About this exercise:
Give back every record exactly as written.

(Beginning of Records supplied)

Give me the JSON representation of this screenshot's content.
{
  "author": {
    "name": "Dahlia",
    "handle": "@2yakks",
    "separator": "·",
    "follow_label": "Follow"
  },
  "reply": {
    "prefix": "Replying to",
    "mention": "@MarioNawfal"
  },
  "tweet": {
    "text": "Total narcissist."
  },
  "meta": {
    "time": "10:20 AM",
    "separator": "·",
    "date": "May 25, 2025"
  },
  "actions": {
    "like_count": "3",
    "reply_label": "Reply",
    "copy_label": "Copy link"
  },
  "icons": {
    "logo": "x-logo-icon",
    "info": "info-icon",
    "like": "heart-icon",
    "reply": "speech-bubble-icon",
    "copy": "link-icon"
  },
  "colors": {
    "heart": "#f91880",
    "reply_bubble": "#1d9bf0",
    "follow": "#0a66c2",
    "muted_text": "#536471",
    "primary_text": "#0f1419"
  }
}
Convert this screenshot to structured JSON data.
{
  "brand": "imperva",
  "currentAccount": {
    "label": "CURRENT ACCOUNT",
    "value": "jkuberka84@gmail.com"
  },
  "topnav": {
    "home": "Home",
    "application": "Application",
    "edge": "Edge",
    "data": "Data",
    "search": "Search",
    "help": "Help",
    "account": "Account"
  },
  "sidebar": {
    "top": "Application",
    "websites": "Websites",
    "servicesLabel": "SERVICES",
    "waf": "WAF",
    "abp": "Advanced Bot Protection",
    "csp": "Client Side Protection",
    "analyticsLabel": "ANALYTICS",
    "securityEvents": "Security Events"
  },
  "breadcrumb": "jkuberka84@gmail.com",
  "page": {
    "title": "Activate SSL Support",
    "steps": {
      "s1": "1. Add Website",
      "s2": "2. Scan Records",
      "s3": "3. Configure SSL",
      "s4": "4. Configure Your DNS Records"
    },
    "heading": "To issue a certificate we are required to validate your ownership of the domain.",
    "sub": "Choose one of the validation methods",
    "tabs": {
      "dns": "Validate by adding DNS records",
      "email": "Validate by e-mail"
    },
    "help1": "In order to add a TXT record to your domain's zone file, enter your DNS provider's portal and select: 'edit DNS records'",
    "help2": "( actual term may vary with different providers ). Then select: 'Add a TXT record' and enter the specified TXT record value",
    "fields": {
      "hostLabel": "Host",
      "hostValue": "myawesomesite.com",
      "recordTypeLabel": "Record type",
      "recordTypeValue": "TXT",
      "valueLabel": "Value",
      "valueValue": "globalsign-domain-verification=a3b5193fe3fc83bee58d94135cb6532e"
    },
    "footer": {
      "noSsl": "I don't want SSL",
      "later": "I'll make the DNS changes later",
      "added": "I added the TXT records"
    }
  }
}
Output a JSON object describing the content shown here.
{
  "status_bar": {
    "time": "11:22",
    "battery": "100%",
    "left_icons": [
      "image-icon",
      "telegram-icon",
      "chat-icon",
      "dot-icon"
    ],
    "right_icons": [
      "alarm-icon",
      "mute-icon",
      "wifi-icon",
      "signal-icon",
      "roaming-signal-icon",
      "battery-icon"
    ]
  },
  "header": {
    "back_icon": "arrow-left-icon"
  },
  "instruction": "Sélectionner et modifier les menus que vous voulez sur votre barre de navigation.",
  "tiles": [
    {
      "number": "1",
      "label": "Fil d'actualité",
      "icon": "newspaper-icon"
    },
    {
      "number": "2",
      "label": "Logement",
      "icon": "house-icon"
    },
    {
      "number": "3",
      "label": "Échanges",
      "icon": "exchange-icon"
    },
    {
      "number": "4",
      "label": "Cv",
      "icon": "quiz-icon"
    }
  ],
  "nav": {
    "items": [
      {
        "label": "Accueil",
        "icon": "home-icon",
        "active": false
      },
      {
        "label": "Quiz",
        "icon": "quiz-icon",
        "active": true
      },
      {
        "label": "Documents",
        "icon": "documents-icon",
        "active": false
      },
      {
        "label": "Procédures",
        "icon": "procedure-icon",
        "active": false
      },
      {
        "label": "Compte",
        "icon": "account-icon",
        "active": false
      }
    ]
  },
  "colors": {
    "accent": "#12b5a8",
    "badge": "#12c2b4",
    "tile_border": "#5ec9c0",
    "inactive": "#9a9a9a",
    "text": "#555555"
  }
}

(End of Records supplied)

Solution:
Give me the JSON representation of this screenshot's content.
{
  "author": {
    "name": "Dahlia",
    "handle": "@2yakks",
    "separator": "·",
    "follow_label": "Follow"
  },
  "reply": {
    "prefix": "Replying to",
    "mention": "@MarioNawfal"
  },
  "tweet": {
    "text": "Total narcissist."
  },
  "meta": {
    "time": "10:20 AM",
    "separator": "·",
    "date": "May 25, 2025"
  },
  "actions": {
    "like_count": "3",
    "reply_label": "Reply",
    "copy_label": "Copy link"
  },
  "icons": {
    "logo": "x-logo-icon",
    "info": "info-icon",
    "like": "heart-icon",
    "reply": "speech-bubble-icon",
    "copy": "link-icon"
  },
  "colors": {
    "heart": "#f91880",
    "reply_bubble": "#1d9bf0",
    "follow": "#0a66c2",
    "muted_text": "#536471",
    "primary_text": "#0f1419"
  }
}
Convert this screenshot to structured JSON data.
{
  "brand": "imperva",
  "currentAccount": {
    "label": "CURRENT ACCOUNT",
    "value": "jkuberka84@gmail.com"
  },
  "topnav": {
    "home": "Home",
    "application": "Application",
    "edge": "Edge",
    "data": "Data",
    "search": "Search",
    "help": "Help",
    "account": "Account"
  },
  "sidebar": {
    "top": "Application",
    "websites": "Websites",
    "servicesLabel": "SERVICES",
    "waf": "WAF",
    "abp": "Advanced Bot Protection",
    "csp": "Client Side Protection",
    "analyticsLabel": "ANALYTICS",
    "securityEvents": "Security Events"
  },
  "breadcrumb": "jkuberka84@gmail.com",
  "page": {
    "title": "Activate SSL Support",
    "steps": {
      "s1": "1. Add Website",
      "s2": "2. Scan Records",
      "s3": "3. Configure SSL",
      "s4": "4. Configure Your DNS Records"
    },
    "heading": "To issue a certificate we are required to validate your ownership of the domain.",
    "sub": "Choose one of the validation methods",
    "tabs": {
      "dns": "Validate by adding DNS records",
      "email": "Validate by e-mail"
    },
    "help1": "In order to add a TXT record to your domain's zone file, enter your DNS provider's portal and select: 'edit DNS records'",
    "help2": "( actual term may vary with different providers ). Then select: 'Add a TXT record' and enter the specified TXT record value",
    "fields": {
      "hostLabel": "Host",
      "hostValue": "myawesomesite.com",
      "recordTypeLabel": "Record type",
      "recordTypeValue": "TXT",
      "valueLabel": "Value",
      "valueValue": "globalsign-domain-verification=a3b5193fe3fc83bee58d94135cb6532e"
    },
    "footer": {
      "noSsl": "I don't want SSL",
      "later": "I'll make the DNS changes later",
      "added": "I added the TXT records"
    }
  }
}
Output a JSON object describing the content shown here.
{
  "status_bar": {
    "time": "11:22",
    "battery": "100%",
    "left_icons": [
      "image-icon",
      "telegram-icon",
      "chat-icon",
      "dot-icon"
    ],
    "right_icons": [
      "alarm-icon",
      "mute-icon",
      "wifi-icon",
      "signal-icon",
      "roaming-signal-icon",
      "battery-icon"
    ]
  },
  "header": {
    "back_icon": "arrow-left-icon"
  },
  "instruction": "Sélectionner et modifier les menus que vous voulez sur votre barre de navigation.",
  "tiles": [
    {
      "number": "1",
      "label": "Fil d'actualité",
      "icon": "newspaper-icon"
    },
    {
      "number": "2",
      "label": "Logement",
      "icon": "house-icon"
    },
    {
      "number": "3",
      "label": "Échanges",
      "icon": "exchange-icon"
    },
    {
      "number": "4",
      "label": "Cv",
      "icon": "quiz-icon"
    }
  ],
  "nav": {
    "items": [
      {
        "label": "Accueil",
        "icon": "home-icon",
        "active": false
      },
      {
        "label": "Quiz",
        "icon": "quiz-icon",
        "active": true
      },
      {
        "label": "Documents",
        "icon": "documents-icon",
        "active": false
      },
      {
        "label": "Procédures",
        "icon": "procedure-icon",
        "active": false
      },
      {
        "label": "Compte",
        "icon": "account-icon",
        "active": false
      }
    ]
  },
  "colors": {
    "accent": "#12b5a8",
    "badge": "#12c2b4",
    "tile_border": "#5ec9c0",
    "inactive": "#9a9a9a",
    "text": "#555555"
  }
}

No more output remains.